Jurgen Klopp’s side approached 2021 at the summit of the top-flight and fancying their chances of completing a successful title defence, but they are now four points off the Blues in seventh place following a 1-0 defeat at Anfield.
Chelsea, who are now unbeaten in ten games under Thomas Tuchel, had Mason Mount to thank for the victory after the England international continued his fine season with a superb strike that ultimately settled the affair.
The Blues’ last win at Anfield in 2014 effectively did for the title hopes of Brendan Rodgers’ side. This one was a blow to Liverpool’s chances of a top-four finish.
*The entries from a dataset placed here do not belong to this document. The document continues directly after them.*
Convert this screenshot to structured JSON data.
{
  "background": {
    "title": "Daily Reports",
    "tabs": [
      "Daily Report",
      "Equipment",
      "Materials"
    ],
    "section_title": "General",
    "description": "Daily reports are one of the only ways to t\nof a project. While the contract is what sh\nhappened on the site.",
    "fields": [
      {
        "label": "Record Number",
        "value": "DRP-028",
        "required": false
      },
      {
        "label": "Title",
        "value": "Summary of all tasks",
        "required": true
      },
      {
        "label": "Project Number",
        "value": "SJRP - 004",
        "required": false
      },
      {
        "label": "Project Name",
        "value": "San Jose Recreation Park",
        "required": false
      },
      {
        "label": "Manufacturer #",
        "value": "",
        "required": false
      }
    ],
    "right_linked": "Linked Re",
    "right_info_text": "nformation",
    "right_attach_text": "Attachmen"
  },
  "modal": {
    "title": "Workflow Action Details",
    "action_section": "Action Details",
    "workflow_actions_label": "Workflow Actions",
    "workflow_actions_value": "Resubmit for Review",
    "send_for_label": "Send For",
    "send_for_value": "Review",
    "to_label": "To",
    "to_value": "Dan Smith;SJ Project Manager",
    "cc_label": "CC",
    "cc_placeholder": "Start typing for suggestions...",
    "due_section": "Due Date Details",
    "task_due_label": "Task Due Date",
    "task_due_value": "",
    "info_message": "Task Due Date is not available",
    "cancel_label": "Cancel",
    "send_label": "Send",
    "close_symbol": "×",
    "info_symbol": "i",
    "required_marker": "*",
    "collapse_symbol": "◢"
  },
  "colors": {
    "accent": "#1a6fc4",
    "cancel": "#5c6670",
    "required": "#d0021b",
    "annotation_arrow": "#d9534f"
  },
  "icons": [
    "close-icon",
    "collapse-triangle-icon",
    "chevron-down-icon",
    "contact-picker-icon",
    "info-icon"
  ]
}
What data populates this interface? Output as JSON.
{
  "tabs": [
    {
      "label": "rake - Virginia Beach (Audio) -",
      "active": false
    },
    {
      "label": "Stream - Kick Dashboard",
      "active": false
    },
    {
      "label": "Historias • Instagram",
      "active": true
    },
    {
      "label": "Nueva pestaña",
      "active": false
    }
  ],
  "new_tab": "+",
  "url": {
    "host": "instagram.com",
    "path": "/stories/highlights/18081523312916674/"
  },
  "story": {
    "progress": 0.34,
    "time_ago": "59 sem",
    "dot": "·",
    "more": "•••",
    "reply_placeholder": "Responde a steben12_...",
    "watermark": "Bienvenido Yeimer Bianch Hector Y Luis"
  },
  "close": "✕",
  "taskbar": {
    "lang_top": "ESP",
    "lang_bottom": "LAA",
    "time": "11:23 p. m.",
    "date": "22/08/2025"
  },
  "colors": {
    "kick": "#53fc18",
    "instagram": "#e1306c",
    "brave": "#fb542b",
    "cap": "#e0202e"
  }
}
The hosts failed to register a shot on target until the 85th minute and Georginio Wijnaldum’s weak header was never going to test Edouard Mendy.
They have taken one point from the last 21 on offer at home since Christmas and scored just two goals, one of which was a penalty.
None of their established front three of Mohamed Salah, Sadio Mane or Roberto Firmino managed the feat but the sight of Salah, the Premier League’s leading scorer, being substituted just past the hour looked baffling.
The Egypt international thought so as he sat shaking his head having been replaced by Alex Oxlade-Chamberlain.
Chelsea, by contrast, looked full of threat with Timo Werner – a player Liverpool were interested in but decided they could not afford last summer – a constant problem for the hosts.
Despite one goal in his previous 17 Premier League outings he caused problems with his movement, drifting out to the left, then popping in the middle to give Fabinho a real headache on his return to the side.
The Brazil midfielder, replacing Nat Phillips after he became the latest centre-back to pick up an injury, was partnering Ozan Kabak in Liverpool’s 15th different central defensive starting partnership in 27 league matches.
Faced with a statistic like that is is perhaps understandable why there was a lack of cohesion at the back and Werner should really have profited.
He fired one early shot over and then failed to lift his effort over Alisson Becker, back in goal after the death of his father in Brazil last week.
Even when the Chelsea forward did beat Alisson, who had another rush of blood in charging out to meet Werner only for the ball to be tipped over his wild swing of the leg allowing the Germany international to slot home, VAR ruled the attacker’s arm had been offside 20 yards earlier in the build-up.
Liverpool’s one chance fell to Sadio Mane but Salah’s first-time ball over the top got caught under his feet and missed his shot with only Mendy to beat.
Chelsea were still controlling the game and caught their opponents on the counter-attack when N’Golo Kante quickly swung a loose ball out to the left wing from where Mount cut inside to beat Alisson having been given far too much time to pick his spot.
Tuchel spent the first five minutes of the second half screaming at his players to press harder and play higher up the pitch but Liverpool’s players were equally vocal when Firmino’s cross hit the raised arm of Kante from close range but there was to be no penalty award.
Andy Robertson cleared off the line from Hakim Ziyech after Alisson parried Ben Chilwell’s shot as Chelsea continued to look more dangerous.
Jota’s first touch was a half-chance from a deep cross but he was, understandably, not sharp enough to take it.
Werner, meanwhile, was doing everything but score as Alisson’s leg saved another shot as he bore down on goal.
Chelsea’s organisation, drilled into them by Thomas Tuchel in the short time he has been at the club, served them well as Liverpool ran down blind alleys, aimed hopeful crosses into the box but generally ran out of ideas.